DIRECTIONS:
Your answer is one number: the count of lines below that hold the word "name".

======== RECORDS TO USE ========

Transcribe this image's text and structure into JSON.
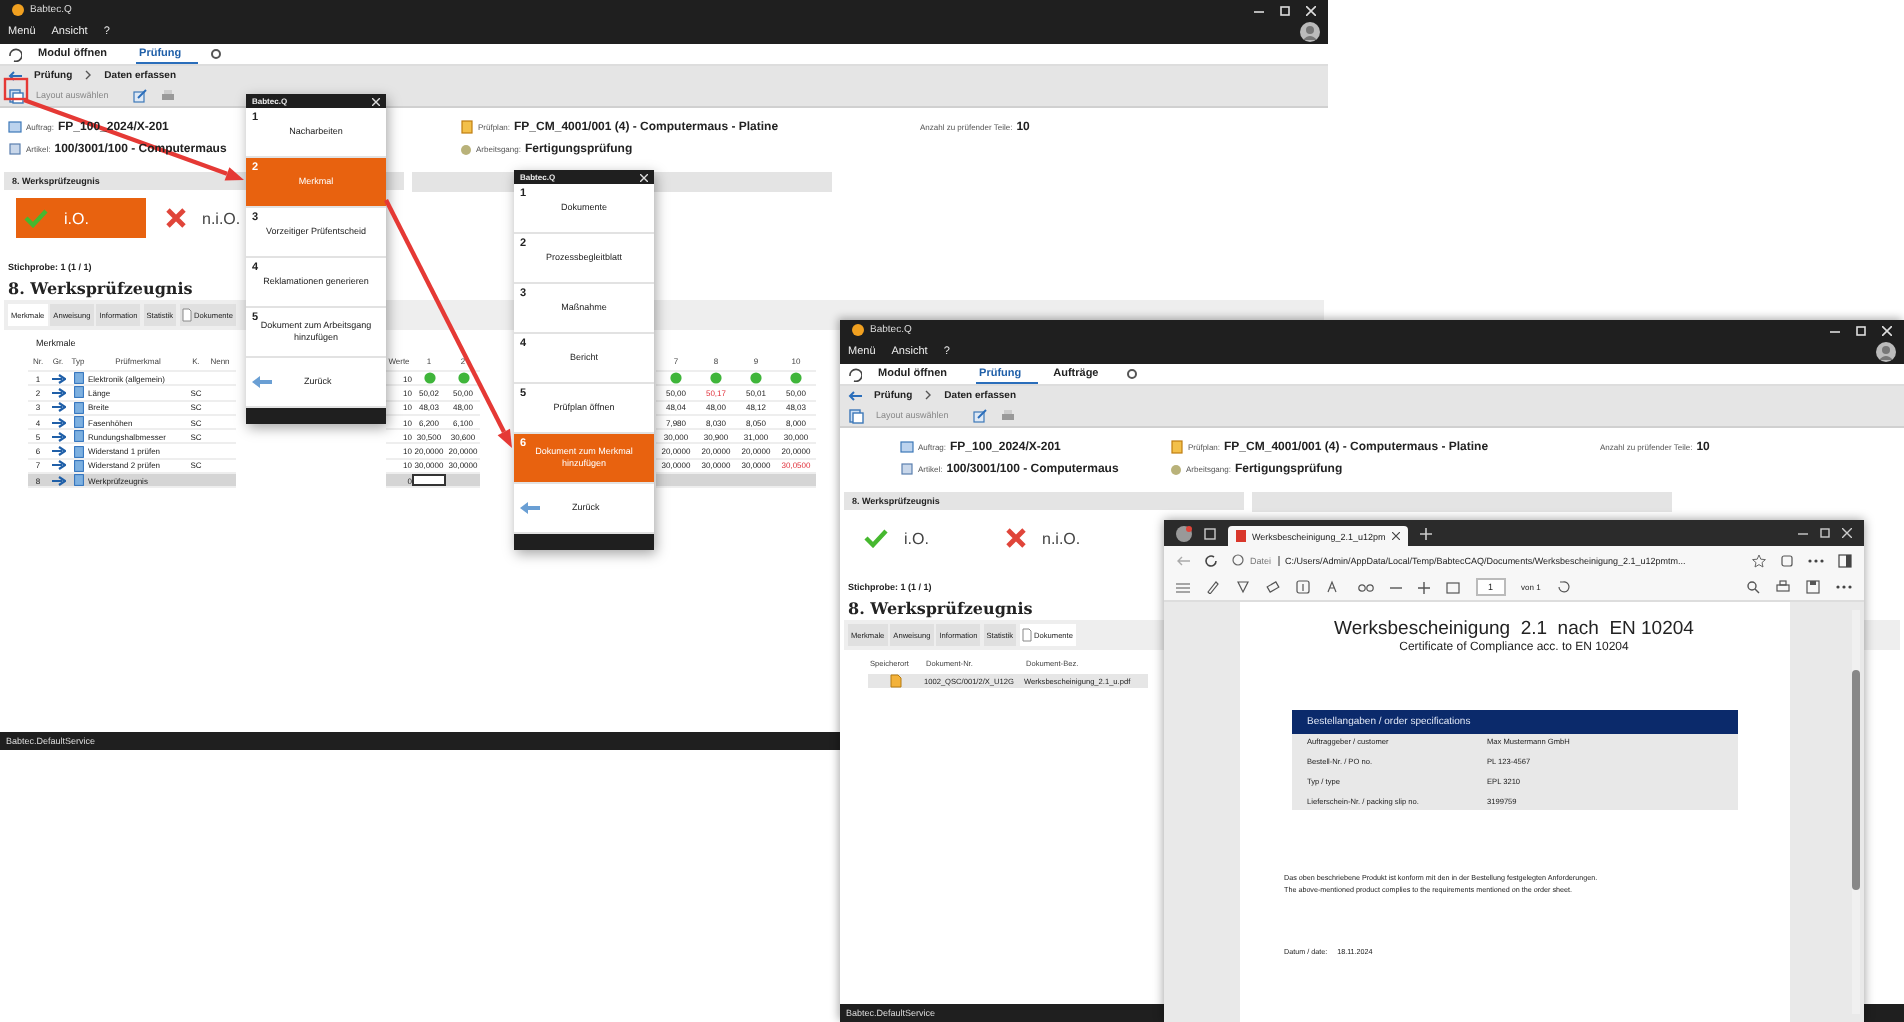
{
  "app_windows": [
    {
      "title": "Babtec.Q",
      "menu": [
        "Menü",
        "Ansicht",
        "?"
      ],
      "module_tabs": [
        {
          "label": "Modul öffnen",
          "selected": false
        },
        {
          "label": "Prüfung",
          "selected": true
        }
      ],
      "breadcrumb": [
        "Prüfung",
        "Daten erfassen"
      ],
      "layout_label": "Layout auswählen",
      "header": {
        "auftrag_label": "Auftrag:",
        "auftrag": "FP_100_2024/X-201",
        "artikel_label": "Artikel:",
        "artikel": "100/3001/100 - Computermaus",
        "pruefplan_label": "Prüfplan:",
        "pruefplan": "FP_CM_4001/001 (4) - Computermaus - Platine",
        "arbeitsgang_label": "Arbeitsgang:",
        "arbeitsgang": "Fertigungsprüfung",
        "anzahl_label": "Anzahl zu prüfender Teile:",
        "anzahl": "10"
      },
      "decision": {
        "title": "8. Werksprüfzeugnis",
        "buttons": [
          {
            "label": "i.O.",
            "kind": "ok",
            "selected": true
          },
          {
            "label": "n.i.O.",
            "kind": "nok",
            "selected": false
          }
        ]
      },
      "stichprobe": "Stichprobe: 1 (1 / 1)",
      "section_title": "8. Werksprüfzeugnis",
      "sub_tabs": [
        {
          "label": "Merkmale",
          "selected": true
        },
        {
          "label": "Anweisung",
          "selected": false
        },
        {
          "label": "Information",
          "selected": false
        },
        {
          "label": "Statistik",
          "selected": false
        },
        {
          "label": "Dokumente",
          "selected": false
        }
      ],
      "table": {
        "kind": "merkmale",
        "group": "Merkmale",
        "columns": [
          "Nr.",
          "Gr.",
          "Typ",
          "Prüfmerkmal",
          "K.",
          "Nenn",
          "Werte",
          "1",
          "2",
          "7",
          "8",
          "9",
          "10"
        ],
        "rows": [
          {
            "nr": "1",
            "name": "Elektronik (allgemein)",
            "werte": "10",
            "selected": false,
            "values": [
              {
                "kind": "dot",
                "ok": true
              },
              {
                "kind": "dot",
                "ok": true
              },
              {
                "kind": "dot",
                "ok": true
              },
              {
                "kind": "dot",
                "ok": true
              },
              {
                "kind": "dot",
                "ok": true
              },
              {
                "kind": "dot",
                "ok": true
              }
            ]
          },
          {
            "nr": "2",
            "name": "Länge",
            "k": "SC",
            "werte": "10",
            "selected": false,
            "values": [
              {
                "kind": "value",
                "text": "50,02",
                "ok": true
              },
              {
                "kind": "value",
                "text": "50,00",
                "ok": true
              },
              {
                "kind": "value",
                "text": "50,00",
                "ok": true
              },
              {
                "kind": "value",
                "text": "50,17",
                "ok": false
              },
              {
                "kind": "value",
                "text": "50,01",
                "ok": true
              },
              {
                "kind": "value",
                "text": "50,00",
                "ok": true
              }
            ]
          },
          {
            "nr": "3",
            "name": "Breite",
            "k": "SC",
            "werte": "10",
            "selected": false,
            "values": [
              {
                "kind": "value",
                "text": "48,03",
                "ok": true
              },
              {
                "kind": "value",
                "text": "48,00",
                "ok": true
              },
              {
                "kind": "value",
                "text": "48,04",
                "ok": true
              },
              {
                "kind": "value",
                "text": "48,00",
                "ok": true
              },
              {
                "kind": "value",
                "text": "48,12",
                "ok": true
              },
              {
                "kind": "value",
                "text": "48,03",
                "ok": true
              }
            ]
          },
          {
            "nr": "4",
            "name": "Fasenhöhen",
            "k": "SC",
            "werte": "10",
            "selected": false,
            "values": [
              {
                "kind": "value",
                "text": "6,200",
                "ok": true
              },
              {
                "kind": "value",
                "text": "6,100",
                "ok": true
              },
              {
                "kind": "value",
                "text": "7,980",
                "ok": true
              },
              {
                "kind": "value",
                "text": "8,030",
                "ok": true
              },
              {
                "kind": "value",
                "text": "8,050",
                "ok": true
              },
              {
                "kind": "value",
                "text": "8,000",
                "ok": true
              }
            ]
          },
          {
            "nr": "5",
            "name": "Rundungshalbmesser",
            "k": "SC",
            "werte": "10",
            "selected": false,
            "values": [
              {
                "kind": "value",
                "text": "30,500",
                "ok": true
              },
              {
                "kind": "value",
                "text": "30,600",
                "ok": true
              },
              {
                "kind": "value",
                "text": "30,000",
                "ok": true
              },
              {
                "kind": "value",
                "text": "30,900",
                "ok": true
              },
              {
                "kind": "value",
                "text": "31,000",
                "ok": true
              },
              {
                "kind": "value",
                "text": "30,000",
                "ok": true
              }
            ]
          },
          {
            "nr": "6",
            "name": "Widerstand 1 prüfen",
            "werte": "10",
            "selected": false,
            "values": [
              {
                "kind": "value",
                "text": "20,0000",
                "ok": true
              },
              {
                "kind": "value",
                "text": "20,0000",
                "ok": true
              },
              {
                "kind": "value",
                "text": "20,0000",
                "ok": true
              },
              {
                "kind": "value",
                "text": "20,0000",
                "ok": true
              },
              {
                "kind": "value",
                "text": "20,0000",
                "ok": true
              },
              {
                "kind": "value",
                "text": "20,0000",
                "ok": true
              }
            ]
          },
          {
            "nr": "7",
            "name": "Widerstand 2 prüfen",
            "k": "SC",
            "werte": "10",
            "selected": false,
            "values": [
              {
                "kind": "value",
                "text": "30,0000",
                "ok": true
              },
              {
                "kind": "value",
                "text": "30,0000",
                "ok": true
              },
              {
                "kind": "value",
                "text": "30,0000",
                "ok": true
              },
              {
                "kind": "value",
                "text": "30,0000",
                "ok": true
              },
              {
                "kind": "value",
                "text": "30,0000",
                "ok": true
              },
              {
                "kind": "value",
                "text": "30,0500",
                "ok": false
              }
            ]
          },
          {
            "nr": "8",
            "name": "Werkprüfzeugnis",
            "werte": "0",
            "selected": true,
            "values": [
              {
                "kind": "input"
              }
            ]
          }
        ]
      },
      "status_bar": "Babtec.DefaultService"
    },
    {
      "title": "Babtec.Q",
      "menu": [
        "Menü",
        "Ansicht",
        "?"
      ],
      "module_tabs": [
        {
          "label": "Modul öffnen",
          "selected": false
        },
        {
          "label": "Prüfung",
          "selected": true
        },
        {
          "label": "Aufträge",
          "selected": false
        }
      ],
      "breadcrumb": [
        "Prüfung",
        "Daten erfassen"
      ],
      "layout_label": "Layout auswählen",
      "header": {
        "auftrag_label": "Auftrag:",
        "auftrag": "FP_100_2024/X-201",
        "artikel_label": "Artikel:",
        "artikel": "100/3001/100 - Computermaus",
        "pruefplan_label": "Prüfplan:",
        "pruefplan": "FP_CM_4001/001 (4) - Computermaus - Platine",
        "arbeitsgang_label": "Arbeitsgang:",
        "arbeitsgang": "Fertigungsprüfung",
        "anzahl_label": "Anzahl zu prüfender Teile:",
        "anzahl": "10"
      },
      "decision": {
        "title": "8. Werksprüfzeugnis",
        "buttons": [
          {
            "label": "i.O.",
            "kind": "ok",
            "selected": false
          },
          {
            "label": "n.i.O.",
            "kind": "nok",
            "selected": false
          }
        ]
      },
      "stichprobe": "Stichprobe: 1 (1 / 1)",
      "section_title": "8. Werksprüfzeugnis",
      "sub_tabs": [
        {
          "label": "Merkmale",
          "selected": false
        },
        {
          "label": "Anweisung",
          "selected": false
        },
        {
          "label": "Information",
          "selected": false
        },
        {
          "label": "Statistik",
          "selected": false
        },
        {
          "label": "Dokumente",
          "selected": true
        }
      ],
      "table": {
        "kind": "dokumente",
        "columns": [
          "Speicherort",
          "Dokument-Nr.",
          "Dokument-Bez."
        ],
        "rows": [
          {
            "number": "1002_QSC/001/2/X_U12G",
            "name": "Werksbescheinigung_2.1_u.pdf"
          }
        ]
      },
      "status_bar": "Babtec.DefaultService"
    }
  ],
  "dialogs": [
    {
      "title": "Babtec.Q",
      "items": [
        {
          "number": "1",
          "label": "Nacharbeiten",
          "selected": false
        },
        {
          "number": "2",
          "label": "Merkmal",
          "selected": true
        },
        {
          "number": "3",
          "label": "Vorzeitiger Prüfentscheid",
          "selected": false
        },
        {
          "number": "4",
          "label": "Reklamationen generieren",
          "selected": false
        },
        {
          "number": "5",
          "label": "Dokument zum Arbeitsgang hinzufügen",
          "selected": false
        }
      ],
      "back": "Zurück"
    },
    {
      "title": "Babtec.Q",
      "items": [
        {
          "number": "1",
          "label": "Dokumente",
          "selected": false
        },
        {
          "number": "2",
          "label": "Prozessbegleitblatt",
          "selected": false
        },
        {
          "number": "3",
          "label": "Maßnahme",
          "selected": false
        },
        {
          "number": "4",
          "label": "Bericht",
          "selected": false
        },
        {
          "number": "5",
          "label": "Prüfplan öffnen",
          "selected": false
        },
        {
          "number": "6",
          "label": "Dokument zum Merkmal hinzufügen",
          "selected": true
        }
      ],
      "back": "Zurück"
    }
  ],
  "pdf_viewer": {
    "tab_title": "Werksbescheinigung_2.1_u12pm",
    "address_scheme": "Datei",
    "address": "C:/Users/Admin/AppData/Local/Temp/BabtecCAQ/Documents/Werksbescheinigung_2.1_u12pmtm...",
    "page": "1",
    "page_total": "von 1",
    "document": {
      "title": "Werksbescheinigung  2.1  nach  EN 10204",
      "subtitle": "Certificate of Compliance acc. to EN 10204",
      "table_title": "Bestellangaben / order specifications",
      "rows": [
        {
          "label": "Auftraggeber / customer",
          "value": "Max Mustermann GmbH"
        },
        {
          "label": "Bestell-Nr. / PO no.",
          "value": "PL 123-4567"
        },
        {
          "label": "Typ / type",
          "value": "EPL 3210"
        },
        {
          "label": "Lieferschein-Nr. / packing slip no.",
          "value": "3199759"
        }
      ],
      "paragraph": [
        "Das oben beschriebene Produkt ist konform mit den in der Bestellung festgelegten Anforderungen.",
        "The above-mentioned product complies to the requirements mentioned on the order sheet."
      ],
      "date_label": "Datum / date:",
      "date": "18.11.2024"
    }
  }
}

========

WRITTEN RESPONSE:
9